• DESCRIPTION OF THE TASK:
Show each line in the listing below that contains the word "icon".

• RECORDS:
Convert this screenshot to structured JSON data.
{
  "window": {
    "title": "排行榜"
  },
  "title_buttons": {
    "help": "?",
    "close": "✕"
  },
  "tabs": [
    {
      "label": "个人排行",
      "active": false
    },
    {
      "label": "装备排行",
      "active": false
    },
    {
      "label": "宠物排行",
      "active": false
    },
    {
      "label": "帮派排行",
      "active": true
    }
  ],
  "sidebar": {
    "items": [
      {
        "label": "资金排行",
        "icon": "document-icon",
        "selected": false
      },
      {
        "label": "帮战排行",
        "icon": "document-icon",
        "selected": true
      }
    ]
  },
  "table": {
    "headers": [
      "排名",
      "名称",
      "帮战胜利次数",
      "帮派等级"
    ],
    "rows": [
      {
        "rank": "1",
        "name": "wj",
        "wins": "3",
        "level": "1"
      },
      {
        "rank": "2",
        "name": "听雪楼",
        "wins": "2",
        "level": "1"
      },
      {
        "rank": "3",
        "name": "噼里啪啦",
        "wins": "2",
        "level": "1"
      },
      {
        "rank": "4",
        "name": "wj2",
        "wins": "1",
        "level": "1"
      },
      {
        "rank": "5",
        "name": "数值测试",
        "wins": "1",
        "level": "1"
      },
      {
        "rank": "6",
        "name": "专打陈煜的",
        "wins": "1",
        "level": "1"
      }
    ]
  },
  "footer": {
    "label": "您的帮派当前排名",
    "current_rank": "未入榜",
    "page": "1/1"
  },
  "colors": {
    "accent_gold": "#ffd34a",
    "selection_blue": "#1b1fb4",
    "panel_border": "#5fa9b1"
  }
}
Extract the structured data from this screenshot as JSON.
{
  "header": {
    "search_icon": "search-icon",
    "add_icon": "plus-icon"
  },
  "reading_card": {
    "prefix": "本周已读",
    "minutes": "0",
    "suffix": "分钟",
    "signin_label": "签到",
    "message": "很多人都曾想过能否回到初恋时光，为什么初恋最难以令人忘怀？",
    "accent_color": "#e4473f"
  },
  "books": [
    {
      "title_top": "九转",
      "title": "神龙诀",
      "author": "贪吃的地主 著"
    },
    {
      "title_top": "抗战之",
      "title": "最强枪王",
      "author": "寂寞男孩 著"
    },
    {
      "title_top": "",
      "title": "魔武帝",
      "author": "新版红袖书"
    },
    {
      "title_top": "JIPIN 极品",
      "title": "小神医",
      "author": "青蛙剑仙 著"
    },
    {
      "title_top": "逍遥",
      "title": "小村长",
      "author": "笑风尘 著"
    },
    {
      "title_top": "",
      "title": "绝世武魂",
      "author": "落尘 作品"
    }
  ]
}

• WRITTEN RESPONSE:
        "icon": "document-icon",
        "icon": "document-icon",
    "search_icon": "search-icon",
    "add_icon": "plus-icon"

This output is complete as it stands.